- Protection against future spouse of partner or children - This is particularly important considering the increased incidence of divorce proceedings brought before the Family Court.
- Income tax streaming - The trustees of non-fixed testamentary trusts have the ability to stream income to different beneficiaries.
- Incapacity - In the event that a beneficiary is temporarily incapacitated, a testamentary trust will enable the assets of the trust to be managed by the family for the benefit of the beneficiaries, rather than having control passed to an external agency.
It is also possible to transfer the accumulated balance of a superannuation fund and the proceeds of a life insurance policy into a testamentary trust and achieve the above benefits.
There are also pitfalls that need to be avoided if testamentary trusts are to achieve their purpose. These include:
- Main residence exemption - Trusts do not qualify for the main residence exemption from capital gains tax.
- Unnecessary tax liabilities - Wills are often drafted without advice from a financial planner or accountant which means that tax and other practical issues may be ignored and unnecessary tax liabilities could arise.
- Family trust and other tax elections - Testamentary trusts may have to make ‘family trust’ or ‘interposed entity’ elections under the tax legislation in the future.
- Lack of long-term planning - Many testamentary trusts fail to address how control is to be shared so it is recommended that a dispute resolution clause be included in the terms of the trust.
- Lack of flexibility to deal with future tax and other changes - It is important to ensure that Wills be drafted with as much flexibility as possible to enable the asset protection and income tax advantages to be utilised and the possible capital gains tax and income tax disadvantages to be minimised.

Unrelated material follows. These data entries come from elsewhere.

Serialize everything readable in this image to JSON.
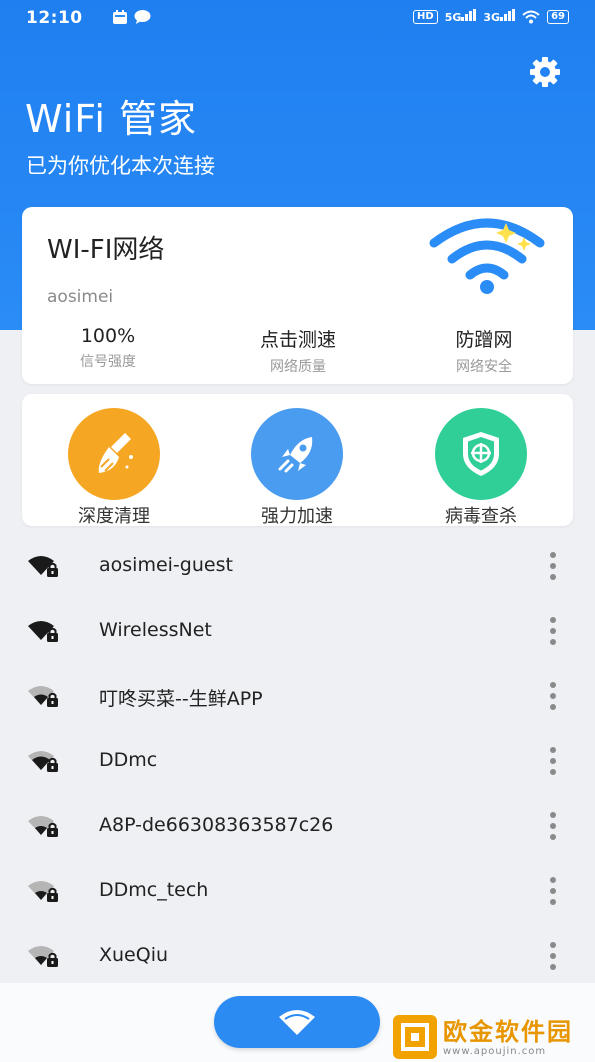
{
  "status_bar": {
    "time": "12:10",
    "network_badges": [
      "HD",
      "5G",
      "3G"
    ],
    "battery": "69"
  },
  "header": {
    "title": "WiFi 管家",
    "subtitle": "已为你优化本次连接",
    "settings_icon": "gear-icon"
  },
  "wifi_card": {
    "title": "WI-FI网络",
    "ssid": "aosimei",
    "stats": [
      {
        "value": "100%",
        "label": "信号强度"
      },
      {
        "value": "点击测速",
        "label": "网络质量"
      },
      {
        "value": "防蹭网",
        "label": "网络安全"
      }
    ]
  },
  "tools": [
    {
      "label": "深度清理",
      "icon": "broom-icon",
      "color": "#f5a623"
    },
    {
      "label": "强力加速",
      "icon": "rocket-icon",
      "color": "#4a9cf0"
    },
    {
      "label": "病毒查杀",
      "icon": "shield-icon",
      "color": "#2fcf97"
    }
  ],
  "networks": [
    {
      "name": "aosimei-guest",
      "strength": "strong"
    },
    {
      "name": "WirelessNet",
      "strength": "strong"
    },
    {
      "name": "叮咚买菜--生鲜APP",
      "strength": "weak"
    },
    {
      "name": "DDmc",
      "strength": "medium"
    },
    {
      "name": "A8P-de66308363587c26",
      "strength": "weak"
    },
    {
      "name": "DDmc_tech",
      "strength": "weak"
    },
    {
      "name": "XueQiu",
      "strength": "weak"
    }
  ],
  "watermark": {
    "text": "欧金软件园",
    "url": "www.apoujin.com"
  },
  "colors": {
    "primary": "#2a8cf6",
    "background": "#eef0f4"
  }
}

There are usually no stamp duty implications where an asset (i.e. the family home or an investment property) is transferred into a testamentary trust. However, land tax liabilities may arise in the future as the trustee of the trust will be assessed on such a property for land tax purposes (usually without the benefit of the land tax free threshold).
Where either spouse intends to leave substantial assets to more than one child, there could be future disputes if a single testamentary trust was controlled by all children. It may be best if one testamentary trust is established for each beneficiary, or even for different types of assets. This means that each beneficiary would ultimately have control over their own testamentary trust and therefore confidentiality of their affairs would be preserved.
There will be ongoing administrative issues involved in maintaining a trust, such as accountancy fees incurred to prepare the trust accounts and tax returns. You also need to consider whether the income generated by your estate will be sufficient to warrant setting up a testamentary trust. For example, if all your assets are owned jointly with another person or by a family trust, there may not be enough assets in your own name to make the establishment of a testamentary trust worthwhile.
You should consult your accountant, solicitor and and/or a financial advisor to ensure that you are fully aware of the potential advantages and disadvantages of setting up a testamentary trust. Keep in mind that you can include a testamentary trust as an option in your will to cater for future changes in your circumstances that may arise, or changes in your beneficiaries’ circumstances.